ACTIVITY – The records must be returned word for word.
PROVIDED RECORDS below:
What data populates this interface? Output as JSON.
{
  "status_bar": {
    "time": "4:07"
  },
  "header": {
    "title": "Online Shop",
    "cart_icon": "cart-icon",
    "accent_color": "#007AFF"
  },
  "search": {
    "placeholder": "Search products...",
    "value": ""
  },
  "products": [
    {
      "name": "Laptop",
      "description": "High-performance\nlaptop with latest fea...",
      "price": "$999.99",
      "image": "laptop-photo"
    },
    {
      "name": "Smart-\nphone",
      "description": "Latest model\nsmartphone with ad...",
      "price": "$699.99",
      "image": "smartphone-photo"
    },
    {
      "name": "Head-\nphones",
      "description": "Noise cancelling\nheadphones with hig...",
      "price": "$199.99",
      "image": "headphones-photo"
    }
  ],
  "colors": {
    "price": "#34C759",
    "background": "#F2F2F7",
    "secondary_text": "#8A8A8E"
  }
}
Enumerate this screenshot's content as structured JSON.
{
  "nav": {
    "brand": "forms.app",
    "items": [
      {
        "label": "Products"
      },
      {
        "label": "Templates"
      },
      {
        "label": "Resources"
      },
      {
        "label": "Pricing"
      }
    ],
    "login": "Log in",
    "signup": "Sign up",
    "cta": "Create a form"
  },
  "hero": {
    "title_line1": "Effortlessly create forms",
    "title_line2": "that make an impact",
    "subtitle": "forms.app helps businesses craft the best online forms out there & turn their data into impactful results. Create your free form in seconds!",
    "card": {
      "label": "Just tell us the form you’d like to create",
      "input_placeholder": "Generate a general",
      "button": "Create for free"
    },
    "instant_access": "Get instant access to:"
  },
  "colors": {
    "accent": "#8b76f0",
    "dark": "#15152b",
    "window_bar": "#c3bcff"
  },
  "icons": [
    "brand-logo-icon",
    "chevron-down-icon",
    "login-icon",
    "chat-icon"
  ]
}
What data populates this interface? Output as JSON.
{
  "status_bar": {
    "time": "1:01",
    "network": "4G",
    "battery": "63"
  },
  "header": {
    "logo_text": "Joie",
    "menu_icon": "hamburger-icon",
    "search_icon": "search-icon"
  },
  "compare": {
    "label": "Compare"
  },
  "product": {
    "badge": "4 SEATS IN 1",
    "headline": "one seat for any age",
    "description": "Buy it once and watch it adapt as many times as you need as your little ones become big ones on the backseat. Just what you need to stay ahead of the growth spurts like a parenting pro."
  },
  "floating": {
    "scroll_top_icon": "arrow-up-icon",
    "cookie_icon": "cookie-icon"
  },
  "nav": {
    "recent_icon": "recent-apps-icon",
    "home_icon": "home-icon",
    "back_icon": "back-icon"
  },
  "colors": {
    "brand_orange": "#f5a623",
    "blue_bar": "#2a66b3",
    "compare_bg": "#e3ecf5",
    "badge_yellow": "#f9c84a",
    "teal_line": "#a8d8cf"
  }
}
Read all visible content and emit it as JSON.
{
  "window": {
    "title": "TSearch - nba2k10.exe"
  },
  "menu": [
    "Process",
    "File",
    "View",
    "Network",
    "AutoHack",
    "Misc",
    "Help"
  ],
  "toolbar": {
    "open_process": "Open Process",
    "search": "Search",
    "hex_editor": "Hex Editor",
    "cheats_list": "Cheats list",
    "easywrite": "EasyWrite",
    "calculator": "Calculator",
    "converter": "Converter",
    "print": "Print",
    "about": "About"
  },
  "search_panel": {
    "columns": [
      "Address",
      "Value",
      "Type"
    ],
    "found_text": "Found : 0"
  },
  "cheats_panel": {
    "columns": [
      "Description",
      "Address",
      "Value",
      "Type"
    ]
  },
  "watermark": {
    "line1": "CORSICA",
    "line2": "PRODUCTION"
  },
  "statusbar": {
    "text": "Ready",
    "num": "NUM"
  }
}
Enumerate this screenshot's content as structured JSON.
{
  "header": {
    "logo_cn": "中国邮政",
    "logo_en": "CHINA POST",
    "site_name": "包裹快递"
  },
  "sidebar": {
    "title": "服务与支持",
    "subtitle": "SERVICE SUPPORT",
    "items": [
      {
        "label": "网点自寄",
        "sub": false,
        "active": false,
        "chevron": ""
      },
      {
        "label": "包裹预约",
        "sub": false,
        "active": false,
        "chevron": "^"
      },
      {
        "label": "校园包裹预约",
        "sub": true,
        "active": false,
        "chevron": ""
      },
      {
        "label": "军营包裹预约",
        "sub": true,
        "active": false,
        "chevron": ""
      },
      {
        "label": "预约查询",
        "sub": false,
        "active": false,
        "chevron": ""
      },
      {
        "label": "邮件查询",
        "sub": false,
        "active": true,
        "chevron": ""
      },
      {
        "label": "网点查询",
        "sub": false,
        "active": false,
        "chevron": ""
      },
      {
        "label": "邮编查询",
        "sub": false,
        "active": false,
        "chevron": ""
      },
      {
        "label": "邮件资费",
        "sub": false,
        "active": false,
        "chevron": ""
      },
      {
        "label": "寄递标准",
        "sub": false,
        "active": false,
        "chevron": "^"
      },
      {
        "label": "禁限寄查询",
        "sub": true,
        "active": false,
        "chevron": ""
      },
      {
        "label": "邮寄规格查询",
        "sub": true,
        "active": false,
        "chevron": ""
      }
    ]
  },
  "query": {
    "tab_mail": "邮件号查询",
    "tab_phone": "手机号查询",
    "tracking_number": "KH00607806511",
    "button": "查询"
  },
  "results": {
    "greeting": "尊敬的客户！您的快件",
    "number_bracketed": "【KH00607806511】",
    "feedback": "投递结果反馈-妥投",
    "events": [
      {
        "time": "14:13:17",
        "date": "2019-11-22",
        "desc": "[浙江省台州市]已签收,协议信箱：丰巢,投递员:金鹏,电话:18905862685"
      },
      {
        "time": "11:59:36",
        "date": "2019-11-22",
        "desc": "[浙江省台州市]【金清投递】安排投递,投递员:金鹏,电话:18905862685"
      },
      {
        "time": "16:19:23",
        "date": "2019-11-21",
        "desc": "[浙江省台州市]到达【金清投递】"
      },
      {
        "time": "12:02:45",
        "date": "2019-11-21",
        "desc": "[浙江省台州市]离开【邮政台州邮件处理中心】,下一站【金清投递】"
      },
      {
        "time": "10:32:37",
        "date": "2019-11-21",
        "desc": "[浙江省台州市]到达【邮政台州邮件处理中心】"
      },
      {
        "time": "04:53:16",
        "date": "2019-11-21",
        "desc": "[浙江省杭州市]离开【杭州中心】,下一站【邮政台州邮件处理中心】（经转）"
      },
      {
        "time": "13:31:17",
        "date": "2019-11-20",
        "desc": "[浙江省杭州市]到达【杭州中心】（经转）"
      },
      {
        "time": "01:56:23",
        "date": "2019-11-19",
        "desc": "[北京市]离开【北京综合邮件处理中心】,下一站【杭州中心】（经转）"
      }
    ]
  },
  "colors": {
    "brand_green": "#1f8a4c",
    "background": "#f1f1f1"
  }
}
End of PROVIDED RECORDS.
RESULT OF THIS EXERCISE –
What data populates this interface? Output as JSON.
{
  "status_bar": {
    "time": "4:07"
  },
  "header": {
    "title": "Online Shop",
    "cart_icon": "cart-icon",
    "accent_color": "#007AFF"
  },
  "search": {
    "placeholder": "Search products...",
    "value": ""
  },
  "products": [
    {
      "name": "Laptop",
      "description": "High-performance\nlaptop with latest fea...",
      "price": "$999.99",
      "image": "laptop-photo"
    },
    {
      "name": "Smart-\nphone",
      "description": "Latest model\nsmartphone with ad...",
      "price": "$699.99",
      "image": "smartphone-photo"
    },
    {
      "name": "Head-\nphones",
      "description": "Noise cancelling\nheadphones with hig...",
      "price": "$199.99",
      "image": "headphones-photo"
    }
  ],
  "colors": {
    "price": "#34C759",
    "background": "#F2F2F7",
    "secondary_text": "#8A8A8E"
  }
}
Enumerate this screenshot's content as structured JSON.
{
  "nav": {
    "brand": "forms.app",
    "items": [
      {
        "label": "Products"
      },
      {
        "label": "Templates"
      },
      {
        "label": "Resources"
      },
      {
        "label": "Pricing"
      }
    ],
    "login": "Log in",
    "signup": "Sign up",
    "cta": "Create a form"
  },
  "hero": {
    "title_line1": "Effortlessly create forms",
    "title_line2": "that make an impact",
    "subtitle": "forms.app helps businesses craft the best online forms out there & turn their data into impactful results. Create your free form in seconds!",
    "card": {
      "label": "Just tell us the form you’d like to create",
      "input_placeholder": "Generate a general",
      "button": "Create for free"
    },
    "instant_access": "Get instant access to:"
  },
  "colors": {
    "accent": "#8b76f0",
    "dark": "#15152b",
    "window_bar": "#c3bcff"
  },
  "icons": [
    "brand-logo-icon",
    "chevron-down-icon",
    "login-icon",
    "chat-icon"
  ]
}
What data populates this interface? Output as JSON.
{
  "status_bar": {
    "time": "1:01",
    "network": "4G",
    "battery": "63"
  },
  "header": {
    "logo_text": "Joie",
    "menu_icon": "hamburger-icon",
    "search_icon": "search-icon"
  },
  "compare": {
    "label": "Compare"
  },
  "product": {
    "badge": "4 SEATS IN 1",
    "headline": "one seat for any age",
    "description": "Buy it once and watch it adapt as many times as you need as your little ones become big ones on the backseat. Just what you need to stay ahead of the growth spurts like a parenting pro."
  },
  "floating": {
    "scroll_top_icon": "arrow-up-icon",
    "cookie_icon": "cookie-icon"
  },
  "nav": {
    "recent_icon": "recent-apps-icon",
    "home_icon": "home-icon",
    "back_icon": "back-icon"
  },
  "colors": {
    "brand_orange": "#f5a623",
    "blue_bar": "#2a66b3",
    "compare_bg": "#e3ecf5",
    "badge_yellow": "#f9c84a",
    "teal_line": "#a8d8cf"
  }
}
Read all visible content and emit it as JSON.
{
  "window": {
    "title": "TSearch - nba2k10.exe"
  },
  "menu": [
    "Process",
    "File",
    "View",
    "Network",
    "AutoHack",
    "Misc",
    "Help"
  ],
  "toolbar": {
    "open_process": "Open Process",
    "search": "Search",
    "hex_editor": "Hex Editor",
    "cheats_list": "Cheats list",
    "easywrite": "EasyWrite",
    "calculator": "Calculator",
    "converter": "Converter",
    "print": "Print",
    "about": "About"
  },
  "search_panel": {
    "columns": [
      "Address",
      "Value",
      "Type"
    ],
    "found_text": "Found : 0"
  },
  "cheats_panel": {
    "columns": [
      "Description",
      "Address",
      "Value",
      "Type"
    ]
  },
  "watermark": {
    "line1": "CORSICA",
    "line2": "PRODUCTION"
  },
  "statusbar": {
    "text": "Ready",
    "num": "NUM"
  }
}
Enumerate this screenshot's content as structured JSON.
{
  "header": {
    "logo_cn": "中国邮政",
    "logo_en": "CHINA POST",
    "site_name": "包裹快递"
  },
  "sidebar": {
    "title": "服务与支持",
    "subtitle": "SERVICE SUPPORT",
    "items": [
      {
        "label": "网点自寄",
        "sub": false,
        "active": false,
        "chevron": ""
      },
      {
        "label": "包裹预约",
        "sub": false,
        "active": false,
        "chevron": "^"
      },
      {
        "label": "校园包裹预约",
        "sub": true,
        "active": false,
        "chevron": ""
      },
      {
        "label": "军营包裹预约",
        "sub": true,
        "active": false,
        "chevron": ""
      },
      {
        "label": "预约查询",
        "sub": false,
        "active": false,
        "chevron": ""
      },
      {
        "label": "邮件查询",
        "sub": false,
        "active": true,
        "chevron": ""
      },
      {
        "label": "网点查询",
        "sub": false,
        "active": false,
        "chevron": ""
      },
      {
        "label": "邮编查询",
        "sub": false,
        "active": false,
        "chevron": ""
      },
      {
        "label": "邮件资费",
        "sub": false,
        "active": false,
        "chevron": ""
      },
      {
        "label": "寄递标准",
        "sub": false,
        "active": false,
        "chevron": "^"
      },
      {
        "label": "禁限寄查询",
        "sub": true,
        "active": false,
        "chevron": ""
      },
      {
        "label": "邮寄规格查询",
        "sub": true,
        "active": false,
        "chevron": ""
      }
    ]
  },
  "query": {
    "tab_mail": "邮件号查询",
    "tab_phone": "手机号查询",
    "tracking_number": "KH00607806511",
    "button": "查询"
  },
  "results": {
    "greeting": "尊敬的客户！您的快件",
    "number_bracketed": "【KH00607806511】",
    "feedback": "投递结果反馈-妥投",
    "events": [
      {
        "time": "14:13:17",
        "date": "2019-11-22",
        "desc": "[浙江省台州市]已签收,协议信箱：丰巢,投递员:金鹏,电话:18905862685"
      },
      {
        "time": "11:59:36",
        "date": "2019-11-22",
        "desc": "[浙江省台州市]【金清投递】安排投递,投递员:金鹏,电话:18905862685"
      },
      {
        "time": "16:19:23",
        "date": "2019-11-21",
        "desc": "[浙江省台州市]到达【金清投递】"
      },
      {
        "time": "12:02:45",
        "date": "2019-11-21",
        "desc": "[浙江省台州市]离开【邮政台州邮件处理中心】,下一站【金清投递】"
      },
      {
        "time": "10:32:37",
        "date": "2019-11-21",
        "desc": "[浙江省台州市]到达【邮政台州邮件处理中心】"
      },
      {
        "time": "04:53:16",
        "date": "2019-11-21",
        "desc": "[浙江省杭州市]离开【杭州中心】,下一站【邮政台州邮件处理中心】（经转）"
      },
      {
        "time": "13:31:17",
        "date": "2019-11-20",
        "desc": "[浙江省杭州市]到达【杭州中心】（经转）"
      },
      {
        "time": "01:56:23",
        "date": "2019-11-19",
        "desc": "[北京市]离开【北京综合邮件处理中心】,下一站【杭州中心】（经转）"
      }
    ]
  },
  "colors": {
    "brand_green": "#1f8a4c",
    "background": "#f1f1f1"
  }
}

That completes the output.